Perhaps our struggle to conceive of non-existence is one of the reasons the pagan idea of a disembodied afterlife has been so incredibly persistent over millennia. Sin has created a situation in which we think of ourselves as all-important, even self-existent: how could anything else exist if we don’t?
Enter the One who isself-existent, the Creator who chose to take on human form and experience this broken world with us. The One who is life lays His life down for us (John 1:4; 10:17). Even though He is the source of all things, and the means by which all things continue to exist (Col. 1:17), He determined to empty Himself to the point of death. He “made Himself of no reputation” and “humbled Himself and became obedient to the point of death, even the death of the cross” (Phil. 2:7, 8).
Witness Christ in Gethsemane, faced with the sheer reality of death. He weeps. He struggles. He begs for the cup to be taken away. Contrast that with the pagan philosopher Socrates,* who told his students to quit weeping for him on the eve of his execution and welcome death as a joyful path to a higher existence. Which one do you suppose—Jesus or Socrates — knew the horrible truth about death?
If the story ended there, with Jesus in a grave, we might be tempted to descend into despondency.
Life in Christ
What is the point of living if I’m just going to die? Why continue learning, experiencing, and loving if my whole being will simply disappear forever into the dirt? By continuing to embrace life, what, exactly, am I investing in — and why?

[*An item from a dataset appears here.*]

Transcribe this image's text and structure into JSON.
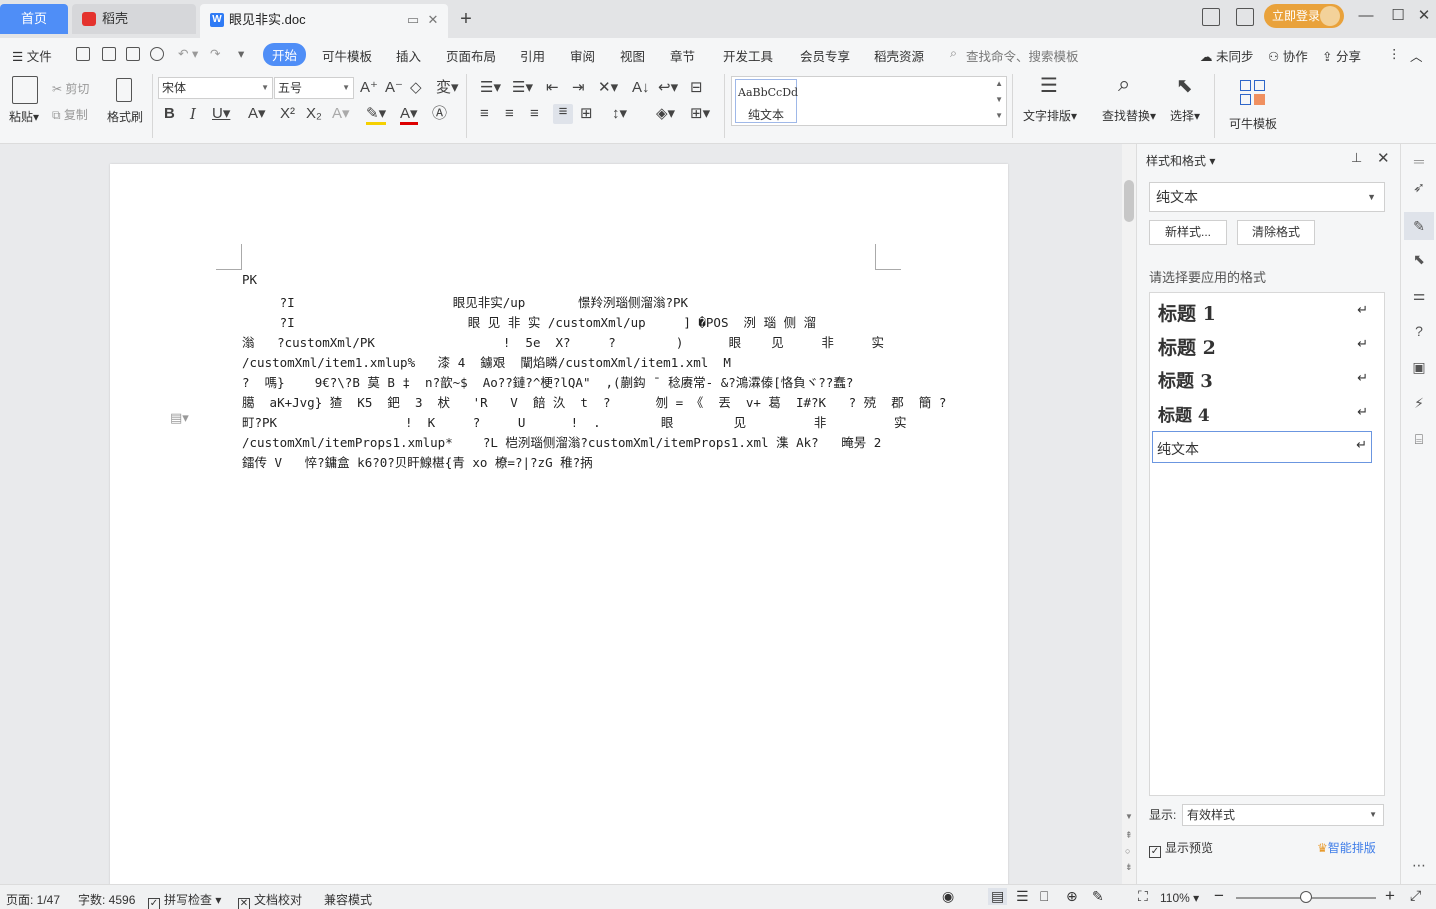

That question eventually visits everyone. And the way we choose to continue living will be profoundly shaped by awareness of that fast-draining hourglass marking the moments before we finish.
When I first realized I was going to die, I was on the first floor of life. I now find myself on the sixth (I am 50) and well aware that I have already used up most of my time. But in Christ I have peace that life is still worth living — fully. I know that “after my skin is destroyed . . . in my flesh I shall see God” (Job 19:26). I see that Christ’s empty grave releases “those who through fear of death were all their lifetime subject to bondage” (Heb. 2:15).
I am truly free. Until He returns, I will go on investing in life — and in Christ’s kingdom. It is time well spent, and it is good to know that many long years after my death friends will suddenly think they see me in a crowd . . . and it will be true.
* As Oscar Cullmann famously did in 1965.
— Shawn Boonstra is speaker/director for the Voice of Prophecy.